[Material provided]

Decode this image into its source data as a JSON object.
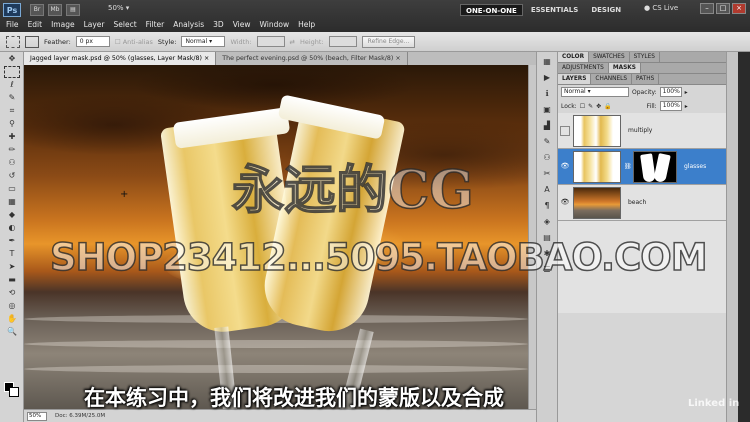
{
  "app": {
    "logo": "Ps",
    "zoom": "50%",
    "menu": [
      "File",
      "Edit",
      "Image",
      "Layer",
      "Select",
      "Filter",
      "Analysis",
      "3D",
      "View",
      "Window",
      "Help"
    ],
    "workspaces": [
      "ONE-ON-ONE",
      "ESSENTIALS",
      "DESIGN"
    ],
    "cs_live": "CS Live"
  },
  "options": {
    "feather_label": "Feather:",
    "feather_value": "0 px",
    "antialias_label": "Anti-alias",
    "style_label": "Style:",
    "style_value": "Normal",
    "width_label": "Width:",
    "height_label": "Height:",
    "refine_label": "Refine Edge..."
  },
  "document": {
    "tabs": [
      "Jagged layer mask.psd @ 50% (glasses, Layer Mask/8) ×",
      "The perfect evening.psd @ 50% (beach, Filter Mask/8) ×"
    ],
    "status_zoom": "50%",
    "status_doc": "Doc: 6.39M/25.0M"
  },
  "panels": {
    "top_tabs": [
      "COLOR",
      "SWATCHES",
      "STYLES"
    ],
    "mid_tabs": [
      "ADJUSTMENTS",
      "MASKS"
    ],
    "layer_tabs": [
      "LAYERS",
      "CHANNELS",
      "PATHS"
    ],
    "blend_mode": "Normal",
    "opacity_label": "Opacity:",
    "opacity_value": "100%",
    "lock_label": "Lock:",
    "fill_label": "Fill:",
    "fill_value": "100%",
    "layers": [
      {
        "name": "multiply",
        "visible": false,
        "selected": false
      },
      {
        "name": "glasses",
        "visible": true,
        "selected": true
      },
      {
        "name": "beach",
        "visible": true,
        "selected": false
      }
    ]
  },
  "overlay": {
    "watermark_cn": "永远的CG",
    "watermark_shop": "SHOP23412...5095.TAOBAO.COM",
    "subtitle": "在本练习中，我们将改进我们的蒙版以及合成",
    "brand": "Linked in"
  }
}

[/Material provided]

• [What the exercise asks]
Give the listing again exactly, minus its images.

• [Written reply]
Decode this image into its source data as a JSON object.
{
  "app": {
    "logo": "Ps",
    "zoom": "50%",
    "menu": [
      "File",
      "Edit",
      "Image",
      "Layer",
      "Select",
      "Filter",
      "Analysis",
      "3D",
      "View",
      "Window",
      "Help"
    ],
    "workspaces": [
      "ONE-ON-ONE",
      "ESSENTIALS",
      "DESIGN"
    ],
    "cs_live": "CS Live"
  },
  "options": {
    "feather_label": "Feather:",
    "feather_value": "0 px",
    "antialias_label": "Anti-alias",
    "style_label": "Style:",
    "style_value": "Normal",
    "width_label": "Width:",
    "height_label": "Height:",
    "refine_label": "Refine Edge..."
  },
  "document": {
    "tabs": [
      "Jagged layer mask.psd @ 50% (glasses, Layer Mask/8) ×",
      "The perfect evening.psd @ 50% (beach, Filter Mask/8) ×"
    ],
    "status_zoom": "50%",
    "status_doc": "Doc: 6.39M/25.0M"
  },
  "panels": {
    "top_tabs": [
      "COLOR",
      "SWATCHES",
      "STYLES"
    ],
    "mid_tabs": [
      "ADJUSTMENTS",
      "MASKS"
    ],
    "layer_tabs": [
      "LAYERS",
      "CHANNELS",
      "PATHS"
    ],
    "blend_mode": "Normal",
    "opacity_label": "Opacity:",
    "opacity_value": "100%",
    "lock_label": "Lock:",
    "fill_label": "Fill:",
    "fill_value": "100%",
    "layers": [
      {
        "name": "multiply",
        "visible": false,
        "selected": false
      },
      {
        "name": "glasses",
        "visible": true,
        "selected": true
      },
      {
        "name": "beach",
        "visible": true,
        "selected": false
      }
    ]
  },
  "overlay": {
    "watermark_cn": "永远的CG",
    "watermark_shop": "SHOP23412...5095.TAOBAO.COM",
    "subtitle": "在本练习中，我们将改进我们的蒙版以及合成",
    "brand": "Linked in"
  }
}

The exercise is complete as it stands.